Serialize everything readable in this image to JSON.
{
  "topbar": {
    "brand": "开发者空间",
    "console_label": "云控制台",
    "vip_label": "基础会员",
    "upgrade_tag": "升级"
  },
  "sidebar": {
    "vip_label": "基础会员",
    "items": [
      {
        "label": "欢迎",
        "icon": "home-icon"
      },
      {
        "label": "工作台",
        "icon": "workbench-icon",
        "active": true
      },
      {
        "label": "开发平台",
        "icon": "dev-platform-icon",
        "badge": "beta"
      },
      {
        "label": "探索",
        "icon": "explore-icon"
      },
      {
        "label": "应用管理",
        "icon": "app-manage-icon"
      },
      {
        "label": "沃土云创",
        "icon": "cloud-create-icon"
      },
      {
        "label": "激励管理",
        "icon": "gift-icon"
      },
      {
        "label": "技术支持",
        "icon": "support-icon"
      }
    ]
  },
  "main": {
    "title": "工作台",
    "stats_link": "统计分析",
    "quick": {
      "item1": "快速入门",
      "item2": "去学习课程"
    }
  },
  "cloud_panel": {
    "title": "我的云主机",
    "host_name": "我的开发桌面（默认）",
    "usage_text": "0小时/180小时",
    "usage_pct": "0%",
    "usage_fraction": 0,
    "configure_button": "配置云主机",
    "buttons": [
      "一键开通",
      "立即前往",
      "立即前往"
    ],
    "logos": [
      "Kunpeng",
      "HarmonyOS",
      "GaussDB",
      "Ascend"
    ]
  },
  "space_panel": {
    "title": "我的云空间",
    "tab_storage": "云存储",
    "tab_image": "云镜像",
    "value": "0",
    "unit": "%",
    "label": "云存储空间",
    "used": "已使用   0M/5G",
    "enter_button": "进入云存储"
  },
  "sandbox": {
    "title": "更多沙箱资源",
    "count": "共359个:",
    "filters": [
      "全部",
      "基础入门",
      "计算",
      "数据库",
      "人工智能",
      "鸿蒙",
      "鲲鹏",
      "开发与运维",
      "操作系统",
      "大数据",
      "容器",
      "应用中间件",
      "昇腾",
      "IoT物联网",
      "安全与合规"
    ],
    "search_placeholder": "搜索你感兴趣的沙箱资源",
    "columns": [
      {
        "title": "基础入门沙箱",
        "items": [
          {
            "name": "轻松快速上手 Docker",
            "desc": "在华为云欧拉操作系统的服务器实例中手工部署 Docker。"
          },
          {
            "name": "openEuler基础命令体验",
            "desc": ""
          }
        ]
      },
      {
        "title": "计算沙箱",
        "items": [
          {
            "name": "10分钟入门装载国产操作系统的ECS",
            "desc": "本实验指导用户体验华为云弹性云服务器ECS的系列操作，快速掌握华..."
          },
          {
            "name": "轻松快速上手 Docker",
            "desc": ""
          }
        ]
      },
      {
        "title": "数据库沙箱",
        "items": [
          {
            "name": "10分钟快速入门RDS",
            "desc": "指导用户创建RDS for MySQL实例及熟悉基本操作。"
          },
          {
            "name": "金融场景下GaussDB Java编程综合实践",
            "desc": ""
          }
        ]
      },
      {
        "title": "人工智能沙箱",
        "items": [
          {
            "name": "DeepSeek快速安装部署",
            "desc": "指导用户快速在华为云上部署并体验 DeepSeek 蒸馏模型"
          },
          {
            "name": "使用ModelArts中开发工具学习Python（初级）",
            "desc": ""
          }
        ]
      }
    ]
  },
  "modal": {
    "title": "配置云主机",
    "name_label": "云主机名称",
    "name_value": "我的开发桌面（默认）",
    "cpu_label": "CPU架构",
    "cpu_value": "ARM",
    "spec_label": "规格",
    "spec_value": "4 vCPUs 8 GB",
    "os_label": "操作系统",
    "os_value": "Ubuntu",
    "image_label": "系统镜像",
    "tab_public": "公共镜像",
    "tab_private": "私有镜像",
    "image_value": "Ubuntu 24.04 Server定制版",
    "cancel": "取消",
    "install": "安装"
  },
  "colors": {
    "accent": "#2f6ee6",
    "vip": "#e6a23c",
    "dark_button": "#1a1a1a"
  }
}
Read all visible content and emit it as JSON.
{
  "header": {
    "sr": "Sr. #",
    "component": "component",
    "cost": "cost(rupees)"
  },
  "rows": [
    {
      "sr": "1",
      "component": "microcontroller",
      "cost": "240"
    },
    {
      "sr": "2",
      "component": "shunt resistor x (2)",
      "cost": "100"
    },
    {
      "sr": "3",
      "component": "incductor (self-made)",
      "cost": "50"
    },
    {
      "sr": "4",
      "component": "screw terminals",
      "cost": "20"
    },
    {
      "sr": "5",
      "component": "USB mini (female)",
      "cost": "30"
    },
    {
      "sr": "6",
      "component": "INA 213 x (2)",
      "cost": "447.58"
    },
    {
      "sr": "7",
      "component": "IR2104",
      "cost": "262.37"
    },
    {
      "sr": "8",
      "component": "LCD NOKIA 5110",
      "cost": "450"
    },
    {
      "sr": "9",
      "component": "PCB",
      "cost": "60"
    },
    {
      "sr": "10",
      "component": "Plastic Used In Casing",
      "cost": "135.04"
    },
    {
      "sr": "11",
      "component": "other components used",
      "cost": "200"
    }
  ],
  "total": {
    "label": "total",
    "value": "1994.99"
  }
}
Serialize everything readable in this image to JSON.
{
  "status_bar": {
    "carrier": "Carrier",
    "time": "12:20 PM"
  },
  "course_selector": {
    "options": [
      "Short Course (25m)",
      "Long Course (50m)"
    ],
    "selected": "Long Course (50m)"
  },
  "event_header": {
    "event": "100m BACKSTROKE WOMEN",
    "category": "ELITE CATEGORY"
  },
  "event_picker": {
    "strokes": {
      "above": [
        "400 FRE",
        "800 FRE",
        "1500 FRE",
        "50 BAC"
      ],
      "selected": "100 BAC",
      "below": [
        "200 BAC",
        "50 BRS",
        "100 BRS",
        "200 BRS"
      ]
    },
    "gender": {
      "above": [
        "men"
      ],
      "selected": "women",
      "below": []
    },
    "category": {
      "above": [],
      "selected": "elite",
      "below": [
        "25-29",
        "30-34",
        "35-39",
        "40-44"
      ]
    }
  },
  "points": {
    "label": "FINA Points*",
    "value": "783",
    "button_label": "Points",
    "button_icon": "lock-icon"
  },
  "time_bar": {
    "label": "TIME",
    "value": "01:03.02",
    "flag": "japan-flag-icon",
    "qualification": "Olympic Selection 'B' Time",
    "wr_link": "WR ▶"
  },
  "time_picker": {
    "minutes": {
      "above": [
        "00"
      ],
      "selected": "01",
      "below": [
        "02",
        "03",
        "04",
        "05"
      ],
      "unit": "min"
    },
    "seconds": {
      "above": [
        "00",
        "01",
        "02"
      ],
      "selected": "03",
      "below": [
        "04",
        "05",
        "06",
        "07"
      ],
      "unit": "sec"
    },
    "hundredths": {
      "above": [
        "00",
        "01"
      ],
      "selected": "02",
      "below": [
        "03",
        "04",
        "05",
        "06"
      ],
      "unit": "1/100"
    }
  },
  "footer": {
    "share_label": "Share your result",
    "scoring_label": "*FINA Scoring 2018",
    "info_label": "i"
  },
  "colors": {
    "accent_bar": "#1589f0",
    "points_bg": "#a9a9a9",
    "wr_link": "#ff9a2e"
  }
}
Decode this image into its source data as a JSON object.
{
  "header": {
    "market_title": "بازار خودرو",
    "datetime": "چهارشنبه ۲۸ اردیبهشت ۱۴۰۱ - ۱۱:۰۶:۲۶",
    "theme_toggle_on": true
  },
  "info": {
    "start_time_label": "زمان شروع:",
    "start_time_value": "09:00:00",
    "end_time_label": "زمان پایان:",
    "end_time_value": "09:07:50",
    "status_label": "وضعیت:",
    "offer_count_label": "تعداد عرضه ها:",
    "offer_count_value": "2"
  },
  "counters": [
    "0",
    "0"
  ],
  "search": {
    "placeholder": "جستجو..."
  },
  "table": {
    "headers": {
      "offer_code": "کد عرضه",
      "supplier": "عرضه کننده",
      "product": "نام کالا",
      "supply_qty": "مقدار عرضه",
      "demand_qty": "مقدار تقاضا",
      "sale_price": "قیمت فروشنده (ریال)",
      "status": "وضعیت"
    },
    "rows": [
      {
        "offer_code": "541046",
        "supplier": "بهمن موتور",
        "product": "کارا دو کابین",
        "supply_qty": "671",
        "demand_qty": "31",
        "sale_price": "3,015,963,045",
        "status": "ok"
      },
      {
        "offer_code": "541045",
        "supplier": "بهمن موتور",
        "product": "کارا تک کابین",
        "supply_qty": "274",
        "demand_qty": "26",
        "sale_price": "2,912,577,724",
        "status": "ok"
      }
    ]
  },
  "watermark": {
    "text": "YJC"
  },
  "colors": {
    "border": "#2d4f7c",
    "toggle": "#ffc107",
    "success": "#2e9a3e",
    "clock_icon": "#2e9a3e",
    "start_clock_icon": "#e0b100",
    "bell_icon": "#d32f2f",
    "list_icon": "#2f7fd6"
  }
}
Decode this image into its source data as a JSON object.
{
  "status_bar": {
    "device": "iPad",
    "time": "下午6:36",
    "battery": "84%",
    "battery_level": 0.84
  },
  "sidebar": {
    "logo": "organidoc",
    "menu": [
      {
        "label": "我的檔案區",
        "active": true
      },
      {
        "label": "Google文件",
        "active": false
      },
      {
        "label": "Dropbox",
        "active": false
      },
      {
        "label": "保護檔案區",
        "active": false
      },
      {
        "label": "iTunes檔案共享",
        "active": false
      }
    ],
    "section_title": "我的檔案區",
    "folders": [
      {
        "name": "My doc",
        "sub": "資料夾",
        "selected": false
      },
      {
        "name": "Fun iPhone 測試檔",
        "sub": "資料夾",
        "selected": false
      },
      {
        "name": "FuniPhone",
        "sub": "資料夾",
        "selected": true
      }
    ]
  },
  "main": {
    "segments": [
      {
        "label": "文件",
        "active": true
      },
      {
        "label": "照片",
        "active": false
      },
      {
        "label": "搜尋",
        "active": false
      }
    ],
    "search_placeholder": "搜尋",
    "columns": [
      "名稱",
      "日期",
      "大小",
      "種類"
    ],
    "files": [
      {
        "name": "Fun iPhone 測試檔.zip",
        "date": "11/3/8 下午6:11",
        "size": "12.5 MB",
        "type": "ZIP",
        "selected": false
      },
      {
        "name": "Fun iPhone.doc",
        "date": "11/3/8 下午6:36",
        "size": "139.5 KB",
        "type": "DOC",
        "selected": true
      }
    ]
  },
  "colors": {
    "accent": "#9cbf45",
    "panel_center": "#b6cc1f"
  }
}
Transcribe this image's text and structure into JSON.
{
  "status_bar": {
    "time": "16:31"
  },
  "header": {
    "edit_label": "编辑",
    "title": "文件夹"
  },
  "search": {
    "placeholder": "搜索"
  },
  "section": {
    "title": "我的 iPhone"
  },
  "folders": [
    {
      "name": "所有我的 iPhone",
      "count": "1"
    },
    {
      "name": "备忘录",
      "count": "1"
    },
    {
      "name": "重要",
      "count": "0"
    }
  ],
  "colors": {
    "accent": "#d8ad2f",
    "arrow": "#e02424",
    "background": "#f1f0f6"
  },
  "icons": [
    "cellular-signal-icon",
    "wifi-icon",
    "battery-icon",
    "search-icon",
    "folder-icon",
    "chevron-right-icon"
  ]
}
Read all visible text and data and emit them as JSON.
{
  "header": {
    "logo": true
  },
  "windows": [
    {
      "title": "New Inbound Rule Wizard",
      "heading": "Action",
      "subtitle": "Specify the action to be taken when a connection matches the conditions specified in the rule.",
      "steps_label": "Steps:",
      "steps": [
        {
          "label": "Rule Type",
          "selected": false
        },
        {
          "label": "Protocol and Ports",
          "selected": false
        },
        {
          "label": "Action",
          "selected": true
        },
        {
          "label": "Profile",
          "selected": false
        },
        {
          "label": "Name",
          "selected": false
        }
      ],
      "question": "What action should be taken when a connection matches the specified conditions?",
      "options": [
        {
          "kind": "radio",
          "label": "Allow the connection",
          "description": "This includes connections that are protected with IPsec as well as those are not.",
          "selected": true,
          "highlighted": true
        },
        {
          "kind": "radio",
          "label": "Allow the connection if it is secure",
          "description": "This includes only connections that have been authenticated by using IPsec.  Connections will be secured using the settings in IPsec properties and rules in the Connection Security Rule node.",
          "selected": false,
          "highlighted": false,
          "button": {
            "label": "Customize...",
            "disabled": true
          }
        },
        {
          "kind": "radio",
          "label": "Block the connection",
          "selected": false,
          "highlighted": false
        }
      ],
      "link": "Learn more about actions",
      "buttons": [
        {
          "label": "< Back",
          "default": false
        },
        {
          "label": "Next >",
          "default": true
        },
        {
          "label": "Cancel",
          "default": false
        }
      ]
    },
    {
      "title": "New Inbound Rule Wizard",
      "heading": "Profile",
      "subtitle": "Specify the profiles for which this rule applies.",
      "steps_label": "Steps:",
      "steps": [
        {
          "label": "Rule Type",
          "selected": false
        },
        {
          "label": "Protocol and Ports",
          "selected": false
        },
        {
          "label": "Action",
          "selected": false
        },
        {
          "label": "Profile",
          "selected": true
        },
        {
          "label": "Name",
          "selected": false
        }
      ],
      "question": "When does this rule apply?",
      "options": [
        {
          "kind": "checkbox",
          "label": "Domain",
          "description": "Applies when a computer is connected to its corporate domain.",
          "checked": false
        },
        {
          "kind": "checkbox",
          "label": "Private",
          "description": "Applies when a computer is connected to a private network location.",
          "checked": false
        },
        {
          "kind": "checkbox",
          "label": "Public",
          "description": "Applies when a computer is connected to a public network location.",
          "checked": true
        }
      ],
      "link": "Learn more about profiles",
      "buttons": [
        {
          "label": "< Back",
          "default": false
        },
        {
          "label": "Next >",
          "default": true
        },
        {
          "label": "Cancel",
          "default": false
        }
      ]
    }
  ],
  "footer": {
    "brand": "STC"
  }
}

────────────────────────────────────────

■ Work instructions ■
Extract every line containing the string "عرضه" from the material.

■ Output of the exercise ■
    "offer_count_label": "تعداد عرضه ها:",
      "offer_code": "کد عرضه",
      "supplier": "عرضه کننده",
      "supply_qty": "مقدار عرضه",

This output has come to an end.